The two aircraft undertook seven refuelling flights from September 22 to October 1, with the KC-30A leaving its home base of RAAF Amberley and meeting up with the P-8A Poseidon from RAAF Base Edinburgh’s No. 92 Wing.
Using the 11-metre advanced refuelling boom system mounted on the KC-30A, the refuelling contact between the two aircraft was made in the designated training airspace off the coast of Queensland.
Captain of the P-8A Poseidon, Squadron Leader Chris Godfrey, said extensive planning was the key to the success of the missions. “The execution of air-to-air refuelling requires extensive planning and training in both the simulator and airborne environment,” Squadron Leader Godfrey said.
“This included rigorous training scenarios to ensure we were ready for the demanding aerial refuelling flights.”
Even the P-8A Poseidon gets thirsty from time to time.— Royal Australian Air Force (@AusAirForce) October 20, 2020
In September we refuelled it in the air for the first time. Read more about these milestone missions in the skies over Queensland with our KC-30A Multi-role Tanker Transport: https://t.co/zo2aip4K6x#AusAirForce pic.twitter.com/eWNonSdFkJ
During the refuelling missions, crews of both aircraft had to ensure the connections between the aircraft were precise to allow for the transfer of fuel.
On the ground, communications between No. 92 Wing and No. 33 Squadron aircrew also was key to the success of the flights.
“Fundamentally, it’s a team effort both in the air and on the ground,” Squadron Leader Godfrey said.
“This included our No. 11 Squadron maintenance personnel who worked long hours over the past couple of months to ensure the serviceability of the aircraft for the aerial refuelling flights.
The execution of air-to-air refuelling requires extensive planning and training in both the simulator and airborne environment.
“I was incredibly proud to play a part in the mission and operate within such an effective and focused team.”
Officer Commanding No. 92 Wing Group Captain John Grime said the missions were an important capability outcome.
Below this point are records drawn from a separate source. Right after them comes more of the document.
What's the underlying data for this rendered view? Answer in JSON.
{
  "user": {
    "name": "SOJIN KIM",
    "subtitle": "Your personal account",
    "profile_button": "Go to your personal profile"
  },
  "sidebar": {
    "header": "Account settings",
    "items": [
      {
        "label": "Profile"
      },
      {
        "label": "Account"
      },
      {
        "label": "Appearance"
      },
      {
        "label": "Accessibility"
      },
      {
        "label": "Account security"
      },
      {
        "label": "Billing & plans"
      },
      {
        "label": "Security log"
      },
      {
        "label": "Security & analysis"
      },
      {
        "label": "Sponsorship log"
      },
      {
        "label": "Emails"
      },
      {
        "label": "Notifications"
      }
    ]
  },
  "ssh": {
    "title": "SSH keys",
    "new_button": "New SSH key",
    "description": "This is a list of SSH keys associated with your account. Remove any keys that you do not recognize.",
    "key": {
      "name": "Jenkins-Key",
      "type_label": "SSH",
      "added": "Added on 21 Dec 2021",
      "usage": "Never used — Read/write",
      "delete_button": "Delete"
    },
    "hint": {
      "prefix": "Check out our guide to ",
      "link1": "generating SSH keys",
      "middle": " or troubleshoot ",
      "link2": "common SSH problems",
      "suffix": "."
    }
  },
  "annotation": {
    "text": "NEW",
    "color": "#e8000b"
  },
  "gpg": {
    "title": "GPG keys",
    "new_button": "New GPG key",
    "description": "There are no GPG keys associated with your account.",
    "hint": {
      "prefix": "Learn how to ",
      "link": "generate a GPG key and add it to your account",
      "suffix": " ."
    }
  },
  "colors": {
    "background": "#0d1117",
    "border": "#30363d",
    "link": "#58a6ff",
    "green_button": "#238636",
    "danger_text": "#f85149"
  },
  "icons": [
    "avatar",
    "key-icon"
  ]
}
“The missions represent a significant achievement for the RAAF P-8A fleet on our path to final operational capability,” Group Captain Grime said.
“It enhances the existing operational effectiveness of the aircraft’s long-range surveillance capabilities, extending the endurance and radius of action of the platform.”
The collaborative efforts of No. 92 and 86 Wings played a significant role in the mission’s success.
“The strong partnership with No. 33 Squadron’s KC-30A team demonstrates our ability to integrate fifth-generation capabilities and strengthens our air power contribution for the joint force,” Group Captain John Grime said.
Officer Commanding No. 86 Squadron Group Captain Anthony Bull said RAAF KC-30A crews had previously completed refuelling trials with United States Navy P-8As.
“Adding RAAF’s P-8A Poseidon to our scope of support reinforces the value of the KC-30A in the battlespace,” Group Captain Bull said.
“It delivers an extremely agile capability across multiple platforms in support of operations at home and abroad.”
To further enhance the training outcomes of the mission, an Air Combat Group AAA Learjet acted as the photographic chase aircraft capturing the historic air-to-air refuelling missions.